Using Button Sets to Create Interactive Objects in Storyline 360

Toggle Effects with Button Sets in Storyline 360 #372: Challenge | Recap

What are Button Sets?

Button sets work like radio buttons; they allow you to create a set of objects where only one can be active at a time.

Say you have two shapes and each has a “Selected” state, but you only want the learners to be able to select one shape at a time. Add a button set to your two shapes and—voila!—only one can be selected at a time. Button sets are a huge time-saver as compared to triggers.

What are Button Sets?

Using Button Sets with Characters

Button sets don’t apply to buttons only. You can apply a button set to almost any object on your slide: text boxes, shapes, images, characters, captions, and such. When you include an object in a button set, you’ll see that a Selected state is created automatically for that object. The Selected state shows learners visually which option is selected out of the button set. You can leave the default Selected state, or modify its look any way you want.

Using Button Sets with Characters

View the example

Using Button Sets to Simulate Multiple Quiz Questions

You probably know that inserting multiple graded quiz questions on a single slide isn't possible. However, that's okay because Storyline's flexible enough that we can simulate the effect using built-in features like button sets freeform questions. Check out the following example from Diana Myers who first shared this example six years ago in our infographics challenge.

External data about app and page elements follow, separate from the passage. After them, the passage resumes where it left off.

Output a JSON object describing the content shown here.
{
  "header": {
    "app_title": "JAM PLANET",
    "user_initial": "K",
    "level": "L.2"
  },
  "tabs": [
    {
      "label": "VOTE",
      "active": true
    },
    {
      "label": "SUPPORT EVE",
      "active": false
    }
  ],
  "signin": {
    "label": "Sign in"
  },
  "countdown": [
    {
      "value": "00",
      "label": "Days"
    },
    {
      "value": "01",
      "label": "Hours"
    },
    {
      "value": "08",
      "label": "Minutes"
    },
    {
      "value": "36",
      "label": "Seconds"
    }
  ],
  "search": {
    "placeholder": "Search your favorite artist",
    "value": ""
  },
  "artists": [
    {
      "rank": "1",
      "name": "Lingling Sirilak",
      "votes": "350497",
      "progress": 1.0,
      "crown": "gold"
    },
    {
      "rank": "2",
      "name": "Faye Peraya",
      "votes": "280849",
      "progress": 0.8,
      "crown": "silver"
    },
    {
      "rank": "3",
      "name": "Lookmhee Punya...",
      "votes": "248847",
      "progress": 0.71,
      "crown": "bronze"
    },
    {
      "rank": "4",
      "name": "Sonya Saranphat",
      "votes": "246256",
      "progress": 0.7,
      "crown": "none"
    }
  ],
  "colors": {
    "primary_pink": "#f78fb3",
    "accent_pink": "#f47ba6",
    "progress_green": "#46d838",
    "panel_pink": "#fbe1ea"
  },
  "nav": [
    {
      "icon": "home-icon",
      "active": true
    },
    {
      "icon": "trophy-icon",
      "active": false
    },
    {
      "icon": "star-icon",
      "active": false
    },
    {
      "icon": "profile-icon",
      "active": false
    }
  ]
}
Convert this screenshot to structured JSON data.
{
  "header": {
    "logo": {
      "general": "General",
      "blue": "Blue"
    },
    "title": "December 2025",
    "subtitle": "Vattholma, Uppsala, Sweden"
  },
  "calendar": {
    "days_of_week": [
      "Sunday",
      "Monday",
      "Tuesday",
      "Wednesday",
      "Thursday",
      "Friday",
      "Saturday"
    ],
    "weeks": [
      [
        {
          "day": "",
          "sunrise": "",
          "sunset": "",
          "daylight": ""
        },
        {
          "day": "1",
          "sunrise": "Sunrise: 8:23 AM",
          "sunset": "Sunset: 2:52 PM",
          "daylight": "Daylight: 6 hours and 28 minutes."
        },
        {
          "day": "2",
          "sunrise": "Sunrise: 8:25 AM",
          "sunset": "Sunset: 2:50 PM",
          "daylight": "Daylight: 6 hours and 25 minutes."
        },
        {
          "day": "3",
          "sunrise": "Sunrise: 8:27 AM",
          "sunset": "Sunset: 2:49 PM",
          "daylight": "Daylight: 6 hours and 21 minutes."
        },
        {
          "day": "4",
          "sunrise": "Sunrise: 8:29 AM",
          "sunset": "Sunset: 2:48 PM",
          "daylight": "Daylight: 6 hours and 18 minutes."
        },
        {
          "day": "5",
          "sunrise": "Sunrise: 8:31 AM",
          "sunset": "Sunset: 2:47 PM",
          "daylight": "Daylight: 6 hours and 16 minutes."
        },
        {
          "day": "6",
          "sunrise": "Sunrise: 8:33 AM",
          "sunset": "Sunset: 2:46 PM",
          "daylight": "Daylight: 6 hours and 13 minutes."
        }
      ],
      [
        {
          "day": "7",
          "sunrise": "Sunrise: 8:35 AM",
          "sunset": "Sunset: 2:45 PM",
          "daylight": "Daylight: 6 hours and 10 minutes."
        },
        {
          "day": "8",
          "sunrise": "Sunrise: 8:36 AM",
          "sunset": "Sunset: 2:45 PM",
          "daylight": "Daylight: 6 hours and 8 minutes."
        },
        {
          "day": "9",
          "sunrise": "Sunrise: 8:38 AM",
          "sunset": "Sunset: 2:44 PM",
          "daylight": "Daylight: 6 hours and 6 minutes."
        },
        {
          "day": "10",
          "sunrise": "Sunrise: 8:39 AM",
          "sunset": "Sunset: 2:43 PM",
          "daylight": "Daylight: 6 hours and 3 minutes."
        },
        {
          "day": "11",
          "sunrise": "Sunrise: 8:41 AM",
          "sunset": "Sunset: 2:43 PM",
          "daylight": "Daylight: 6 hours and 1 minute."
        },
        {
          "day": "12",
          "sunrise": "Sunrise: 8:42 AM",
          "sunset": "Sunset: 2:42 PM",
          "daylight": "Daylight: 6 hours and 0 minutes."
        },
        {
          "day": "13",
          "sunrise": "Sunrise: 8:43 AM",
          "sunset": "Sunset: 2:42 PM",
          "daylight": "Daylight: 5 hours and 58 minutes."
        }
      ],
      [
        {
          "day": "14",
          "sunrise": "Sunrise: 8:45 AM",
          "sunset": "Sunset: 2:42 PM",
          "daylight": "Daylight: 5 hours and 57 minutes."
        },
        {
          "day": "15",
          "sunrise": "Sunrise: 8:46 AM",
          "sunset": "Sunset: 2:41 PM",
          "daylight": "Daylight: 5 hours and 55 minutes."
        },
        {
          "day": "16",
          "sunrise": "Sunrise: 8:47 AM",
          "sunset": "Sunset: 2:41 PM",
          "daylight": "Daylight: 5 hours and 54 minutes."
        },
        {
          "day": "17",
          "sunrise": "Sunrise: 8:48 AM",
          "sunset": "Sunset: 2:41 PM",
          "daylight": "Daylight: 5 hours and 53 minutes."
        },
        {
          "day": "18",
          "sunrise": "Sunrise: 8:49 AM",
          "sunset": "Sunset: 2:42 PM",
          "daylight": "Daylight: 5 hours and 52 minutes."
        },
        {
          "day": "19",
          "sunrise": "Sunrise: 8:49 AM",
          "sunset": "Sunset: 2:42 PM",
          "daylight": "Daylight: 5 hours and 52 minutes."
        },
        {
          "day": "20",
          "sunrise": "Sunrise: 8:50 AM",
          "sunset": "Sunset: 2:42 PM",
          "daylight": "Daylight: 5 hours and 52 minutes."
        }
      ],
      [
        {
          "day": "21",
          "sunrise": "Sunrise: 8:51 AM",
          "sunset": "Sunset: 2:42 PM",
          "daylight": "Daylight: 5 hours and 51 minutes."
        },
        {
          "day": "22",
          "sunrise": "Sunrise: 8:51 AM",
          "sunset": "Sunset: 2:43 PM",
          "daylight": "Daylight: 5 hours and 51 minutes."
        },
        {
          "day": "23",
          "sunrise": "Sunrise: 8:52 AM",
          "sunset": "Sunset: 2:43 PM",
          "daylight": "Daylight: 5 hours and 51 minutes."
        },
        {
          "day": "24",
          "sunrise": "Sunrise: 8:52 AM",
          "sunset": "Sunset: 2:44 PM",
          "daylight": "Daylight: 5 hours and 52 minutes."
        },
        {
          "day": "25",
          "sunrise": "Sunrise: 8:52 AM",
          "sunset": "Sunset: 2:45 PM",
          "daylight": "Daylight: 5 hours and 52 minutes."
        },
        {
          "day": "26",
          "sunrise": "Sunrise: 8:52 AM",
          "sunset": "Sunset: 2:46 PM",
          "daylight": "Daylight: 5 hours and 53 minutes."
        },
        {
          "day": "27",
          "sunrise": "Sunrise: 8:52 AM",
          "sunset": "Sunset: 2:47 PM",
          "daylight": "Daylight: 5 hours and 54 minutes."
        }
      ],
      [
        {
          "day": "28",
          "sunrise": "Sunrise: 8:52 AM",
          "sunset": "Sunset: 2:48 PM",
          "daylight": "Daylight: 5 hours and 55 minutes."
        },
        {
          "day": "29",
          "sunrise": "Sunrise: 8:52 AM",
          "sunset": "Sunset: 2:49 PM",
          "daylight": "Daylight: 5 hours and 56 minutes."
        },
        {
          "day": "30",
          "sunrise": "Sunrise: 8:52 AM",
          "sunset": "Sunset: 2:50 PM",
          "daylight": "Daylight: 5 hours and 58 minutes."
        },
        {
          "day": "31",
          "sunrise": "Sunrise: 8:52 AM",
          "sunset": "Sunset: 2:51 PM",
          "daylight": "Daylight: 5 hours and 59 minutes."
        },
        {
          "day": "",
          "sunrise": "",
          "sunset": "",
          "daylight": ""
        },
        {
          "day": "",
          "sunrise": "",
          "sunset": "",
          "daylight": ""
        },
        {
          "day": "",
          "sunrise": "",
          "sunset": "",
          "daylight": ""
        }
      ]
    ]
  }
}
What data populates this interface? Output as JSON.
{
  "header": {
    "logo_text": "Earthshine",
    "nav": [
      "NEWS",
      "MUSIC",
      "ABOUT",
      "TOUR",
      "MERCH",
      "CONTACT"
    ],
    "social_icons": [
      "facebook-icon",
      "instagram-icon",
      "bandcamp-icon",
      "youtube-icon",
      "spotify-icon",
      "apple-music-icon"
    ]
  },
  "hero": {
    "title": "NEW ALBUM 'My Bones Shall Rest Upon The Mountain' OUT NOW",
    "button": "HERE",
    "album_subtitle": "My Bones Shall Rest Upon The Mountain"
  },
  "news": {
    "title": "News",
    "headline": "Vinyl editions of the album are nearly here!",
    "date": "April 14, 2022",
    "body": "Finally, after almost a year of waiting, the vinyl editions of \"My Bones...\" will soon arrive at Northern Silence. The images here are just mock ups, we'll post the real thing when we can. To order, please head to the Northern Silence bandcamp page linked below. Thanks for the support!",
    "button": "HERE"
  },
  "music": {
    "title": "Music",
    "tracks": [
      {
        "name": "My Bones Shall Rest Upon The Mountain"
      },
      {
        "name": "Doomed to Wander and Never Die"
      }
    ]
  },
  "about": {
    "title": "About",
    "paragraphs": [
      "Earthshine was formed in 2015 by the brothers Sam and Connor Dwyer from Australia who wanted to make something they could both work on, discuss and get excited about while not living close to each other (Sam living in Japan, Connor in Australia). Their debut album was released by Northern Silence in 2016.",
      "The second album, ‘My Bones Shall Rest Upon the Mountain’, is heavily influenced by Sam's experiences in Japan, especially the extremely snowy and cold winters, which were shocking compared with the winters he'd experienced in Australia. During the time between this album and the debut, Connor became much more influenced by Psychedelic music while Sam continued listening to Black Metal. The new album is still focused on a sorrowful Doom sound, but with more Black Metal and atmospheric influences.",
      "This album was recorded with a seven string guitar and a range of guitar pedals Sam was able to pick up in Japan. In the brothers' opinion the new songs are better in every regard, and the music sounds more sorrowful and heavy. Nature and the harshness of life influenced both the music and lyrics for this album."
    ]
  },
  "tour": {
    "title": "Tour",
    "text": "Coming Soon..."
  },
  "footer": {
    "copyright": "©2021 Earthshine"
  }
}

Using Button Sets to Simulate Multiple Quiz Questions

View the example | View the tutorial

Challenge of the Week

This week, your challenge is to share an example that uses button sets. 

New to Storyline or using Rise 360 or another authoring tool? No problem! You’re welcome to mock up some ideas using PowerPoint or your preferred graphics program. 


Share Your E-Learning Work

  • Comments: Use the comments section below to share a link to your published example and blog post.
  • Forums: Start  your own thread and share a link to your published example..
  • Personal blog:  If you have a blog, please consider writing about your challenges. We’ll link back to your posts so the great work you’re sharing gets even more exposure.
  • Social Media: If you share your demos on Twitter or LinkedIn, try using #ELHChallenge so your tweeps can track your e-learning coolness.

Last Week’s Challenge:

Before you dive into this week’s challenge, check out the creative ways course designers use interactive markers to create labeled graphics interactions in e-learning:

34 Examples Show How Labeled Graphics Interactions are Used in E-Learning #371

Labeled Graphics in E-Learning RECAP #371: Challenge | Recap

New to the E-Learning Challenges?

The weekly e-learning challenges are ongoing opportunities to learn, share, and build your e-learning portfolios. You can jump into any or all of the previous challenges anytime you want. I’ll update the recap posts to include your demos.

Learn more about the challenges in this Q&A post and why and how to participate in this helpful article

Cristina Graham
Ron Katz
Ron Katz
Ron Katz
Maren West
Jodi M. Sansone
Jodi M. Sansone
Christina Moore
Daniel Canaveral
Joe Dey
Tracy Carroll
Tracy Carroll
Isaac Chavez
David Anderson